|US20130032553 *||Jan 17, 2012||Feb 7, 2013||Nedo Magrini||Furniture component, particularly of the type of shelving, a bookcase or the like|
|US20140230218 *||Feb 20, 2013||Aug 21, 2014||Freeman Decorating Services Inc.||Panel support|
|US20150075085 *||Nov 25, 2014||Mar 19, 2015||Hill-Rom Services, Inc.||Modular wall for dividing rooms in a healthcare facility|
|US20150084494 *||Sep 26, 2013||Mar 26, 2015||Innovation First, Inc.||Sliding rack-mountable rails for rack-mountable components|
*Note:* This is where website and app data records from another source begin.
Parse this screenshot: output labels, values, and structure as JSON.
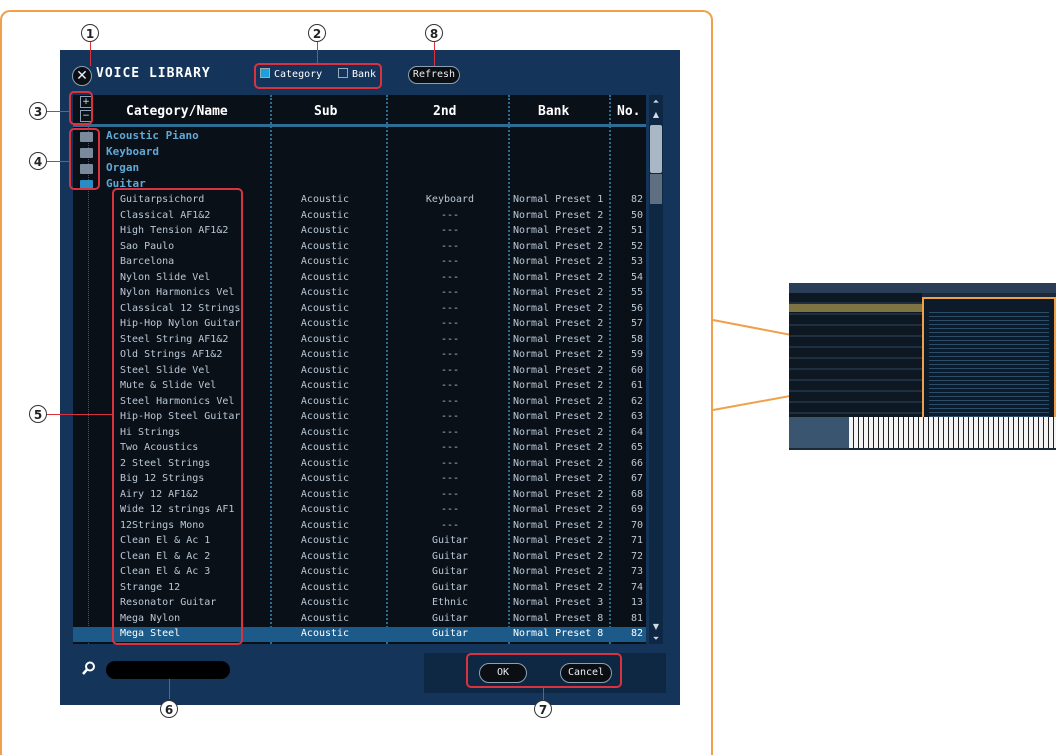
{
  "window": {
    "title": "VOICE LIBRARY",
    "close_glyph": "✕"
  },
  "filters": {
    "category_label": "Category",
    "category_checked": true,
    "bank_label": "Bank",
    "bank_checked": false
  },
  "refresh_label": "Refresh",
  "tree_controls": {
    "expand": "+",
    "collapse": "−"
  },
  "columns": [
    "Category/Name",
    "Sub",
    "2nd",
    "Bank",
    "No."
  ],
  "categories": [
    "Acoustic Piano",
    "Keyboard",
    "Organ",
    "Guitar"
  ],
  "rows": [
    {
      "name": "Guitarpsichord",
      "sub": "Acoustic",
      "second": "Keyboard",
      "bank": "Normal Preset 1",
      "no": "82"
    },
    {
      "name": "Classical AF1&2",
      "sub": "Acoustic",
      "second": "---",
      "bank": "Normal Preset 2",
      "no": "50"
    },
    {
      "name": "High Tension AF1&2",
      "sub": "Acoustic",
      "second": "---",
      "bank": "Normal Preset 2",
      "no": "51"
    },
    {
      "name": "Sao Paulo",
      "sub": "Acoustic",
      "second": "---",
      "bank": "Normal Preset 2",
      "no": "52"
    },
    {
      "name": "Barcelona",
      "sub": "Acoustic",
      "second": "---",
      "bank": "Normal Preset 2",
      "no": "53"
    },
    {
      "name": "Nylon Slide Vel",
      "sub": "Acoustic",
      "second": "---",
      "bank": "Normal Preset 2",
      "no": "54"
    },
    {
      "name": "Nylon Harmonics Vel",
      "sub": "Acoustic",
      "second": "---",
      "bank": "Normal Preset 2",
      "no": "55"
    },
    {
      "name": "Classical 12 Strings",
      "sub": "Acoustic",
      "second": "---",
      "bank": "Normal Preset 2",
      "no": "56"
    },
    {
      "name": "Hip-Hop Nylon Guitar",
      "sub": "Acoustic",
      "second": "---",
      "bank": "Normal Preset 2",
      "no": "57"
    },
    {
      "name": "Steel String AF1&2",
      "sub": "Acoustic",
      "second": "---",
      "bank": "Normal Preset 2",
      "no": "58"
    },
    {
      "name": "Old Strings AF1&2",
      "sub": "Acoustic",
      "second": "---",
      "bank": "Normal Preset 2",
      "no": "59"
    },
    {
      "name": "Steel Slide Vel",
      "sub": "Acoustic",
      "second": "---",
      "bank": "Normal Preset 2",
      "no": "60"
    },
    {
      "name": "Mute & Slide Vel",
      "sub": "Acoustic",
      "second": "---",
      "bank": "Normal Preset 2",
      "no": "61"
    },
    {
      "name": "Steel Harmonics Vel",
      "sub": "Acoustic",
      "second": "---",
      "bank": "Normal Preset 2",
      "no": "62"
    },
    {
      "name": "Hip-Hop Steel Guitar",
      "sub": "Acoustic",
      "second": "---",
      "bank": "Normal Preset 2",
      "no": "63"
    },
    {
      "name": "Hi Strings",
      "sub": "Acoustic",
      "second": "---",
      "bank": "Normal Preset 2",
      "no": "64"
    },
    {
      "name": "Two Acoustics",
      "sub": "Acoustic",
      "second": "---",
      "bank": "Normal Preset 2",
      "no": "65"
    },
    {
      "name": "2 Steel Strings",
      "sub": "Acoustic",
      "second": "---",
      "bank": "Normal Preset 2",
      "no": "66"
    },
    {
      "name": "Big 12 Strings",
      "sub": "Acoustic",
      "second": "---",
      "bank": "Normal Preset 2",
      "no": "67"
    },
    {
      "name": "Airy 12 AF1&2",
      "sub": "Acoustic",
      "second": "---",
      "bank": "Normal Preset 2",
      "no": "68"
    },
    {
      "name": "Wide 12 strings AF1",
      "sub": "Acoustic",
      "second": "---",
      "bank": "Normal Preset 2",
      "no": "69"
    },
    {
      "name": "12Strings Mono",
      "sub": "Acoustic",
      "second": "---",
      "bank": "Normal Preset 2",
      "no": "70"
    },
    {
      "name": "Clean El & Ac 1",
      "sub": "Acoustic",
      "second": "Guitar",
      "bank": "Normal Preset 2",
      "no": "71"
    },
    {
      "name": "Clean El & Ac 2",
      "sub": "Acoustic",
      "second": "Guitar",
      "bank": "Normal Preset 2",
      "no": "72"
    },
    {
      "name": "Clean El & Ac 3",
      "sub": "Acoustic",
      "second": "Guitar",
      "bank": "Normal Preset 2",
      "no": "73"
    },
    {
      "name": "Strange 12",
      "sub": "Acoustic",
      "second": "Guitar",
      "bank": "Normal Preset 2",
      "no": "74"
    },
    {
      "name": "Resonator Guitar",
      "sub": "Acoustic",
      "second": "Ethnic",
      "bank": "Normal Preset 3",
      "no": "13"
    },
    {
      "name": "Mega Nylon",
      "sub": "Acoustic",
      "second": "Guitar",
      "bank": "Normal Preset 8",
      "no": "81"
    },
    {
      "name": "Mega Steel",
      "sub": "Acoustic",
      "second": "Guitar",
      "bank": "Normal Preset 8",
      "no": "82"
    }
  ],
  "selected_row": "Mega Steel",
  "search": {
    "value": "",
    "placeholder": ""
  },
  "buttons": {
    "ok": "OK",
    "cancel": "Cancel"
  },
  "callouts": [
    "1",
    "2",
    "3",
    "4",
    "5",
    "6",
    "7",
    "8"
  ],
  "colors": {
    "accent_orange": "#f0a04b",
    "highlight_red": "#d9333f",
    "panel_blue": "#14345a",
    "selection_blue": "#1c5a8a"
  }
}
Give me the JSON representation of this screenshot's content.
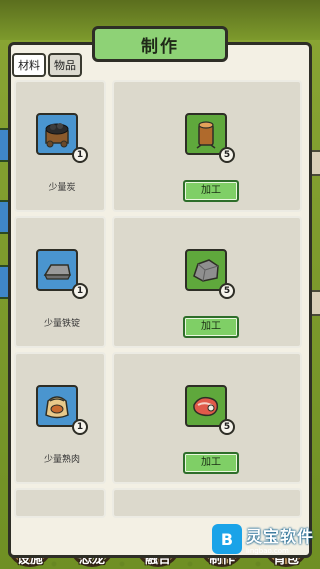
{
  "panel": {
    "title": "制作",
    "tabs": [
      {
        "label": "材料",
        "active": true
      },
      {
        "label": "物品",
        "active": false
      }
    ]
  },
  "recipes": [
    {
      "output": {
        "name": "少量炭",
        "icon": "coal-cart-icon",
        "count": "1"
      },
      "input": {
        "icon": "wood-log-icon",
        "count": "5"
      },
      "button": "加工"
    },
    {
      "output": {
        "name": "少量铁锭",
        "icon": "iron-ingot-icon",
        "count": "1"
      },
      "input": {
        "icon": "stone-icon",
        "count": "5"
      },
      "button": "加工"
    },
    {
      "output": {
        "name": "少量熟肉",
        "icon": "cooked-meat-sack-icon",
        "count": "1"
      },
      "input": {
        "icon": "raw-meat-icon",
        "count": "5"
      },
      "button": "加工"
    }
  ],
  "bottom_nav": [
    "设施",
    "恐龙",
    "融合",
    "制作",
    "背包"
  ],
  "watermark": {
    "name": "灵宝软件",
    "url": "lingbao.com"
  },
  "colors": {
    "panel_bg": "#f3f0e4",
    "title_badge": "#8ed276",
    "craft_button": "#7fcf66",
    "output_slot": "#4a95cf",
    "input_slot": "#5fa83c"
  }
}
|U.S. Classification||52/239, 52/571, 52/36.6, 211/192, 52/36.1, 248/245, 248/222.13|
|International Classification||E04H14/00, A47B21/00, A47B83/00, E04B2/74, E04B2/72|
|Cooperative Classification||A47B83/001, E04B2002/7466, E04B2002/749, E04B2002/7483, E04B2002/7487, E04B2/7433, E04B2002/7488, A47B21/06, E04B2002/7464, E04B2002/7461|
|European Classification||E04B2/74C3E, A47B83/00B, A47B21/06|
|Jan 26, 2006||FPAY||Fee payment|
Year of fee payment: 4
|Jan 11, 2008||AS||Assignment|
Owner name: STEELCASE INC., MICHIGAN
Free format text: MERGER;ASSIGNOR:STEELCASE DEVELOPMENT CORPORATION;REEL/FRAME:020353/0054
Effective date: 20071017
|Jun 19, 2008||AS||Assignment|
Owner name: STEELCASE DEVELOPMENT CORPORATION, MICHIGAN
Free format text: CHANGE OF NAME;ASSIGNOR:STEELCASE DEVELOPMENT INC.;REEL/FRAME:021118/0077
Effective date: 20010417
|Jan 29, 2010||FPAY||Fee payment|
Year of fee payment: 8
|Mar 3, 2014||FPAY||Fee payment|
Year of fee payment: 12